Mazda Motor Corporation has developed what it says is the world’s first direct spot-joining technology to join steel and aluminum.
Mazda used an earlier variant of this technology in 2003 in the development of the Mazda RX-8 sports car, applying friction heat to join separate aluminum sheets.
The technology has evolved, and will be used to join the trunk lid and bolt retainer (picture at right) for the updated Mazda MX-5 due to go on sale around the world in the latter half of 2005.
Up to now, welding two different metals such as steel and aluminum has been a difficult task. Mazda tackles it by optimizing the rotating tool shape and joining characteristics, and by using galvanized steel on one side.
A joining gun holds the parts from both sides, and then spins while force is applied. This generates frictional heat that subsequently joins the aluminum materials to the steel sheet metal. Galvanized steel helps prevent the galvanic corrosion that results from the contact of two different types of metal.
Compared with conventional joining techniques such as riveting or clinching, steel and aluminum spot friction welding makes it easier to join materials that are difficult to deform, such as aluminum casting and high tensile steel. Additionally, manufacturing costs can be reduced because riveting becomes unnecessary.
One of the other potential payoffs for making it simpler to join aluminum to steel: weight reduction. And weight reduction leads to reduced fuel use.

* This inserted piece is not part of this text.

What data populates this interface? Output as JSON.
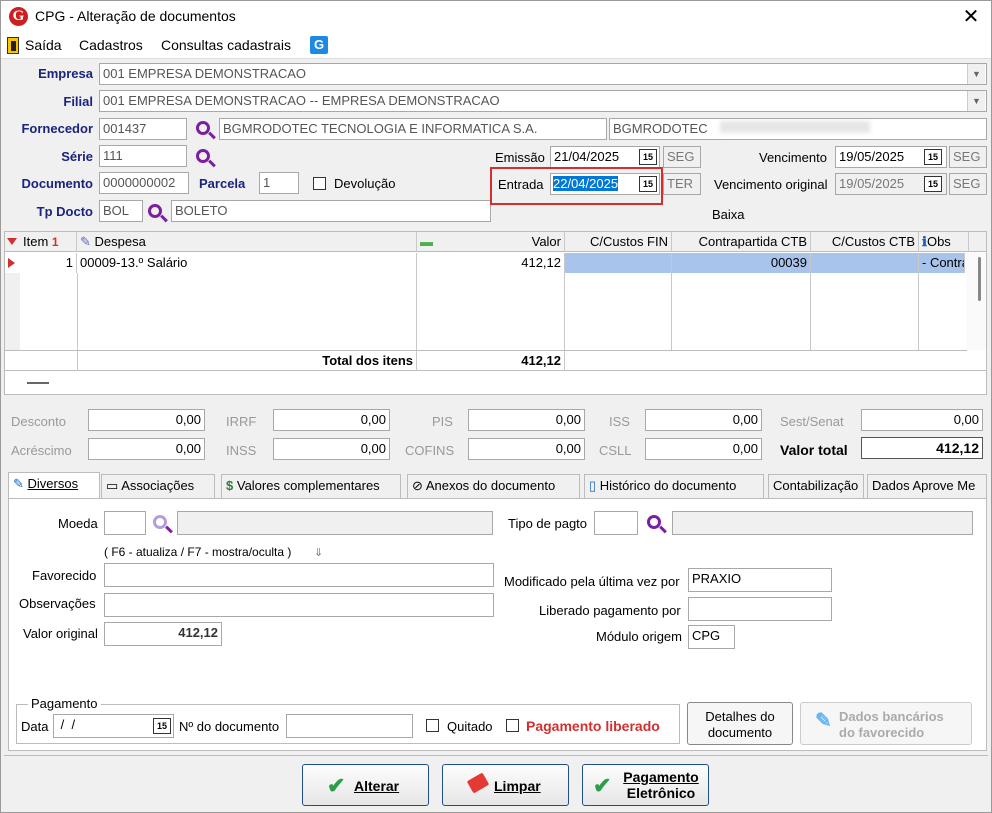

Mazda has applied for over twenty patents related to this technology.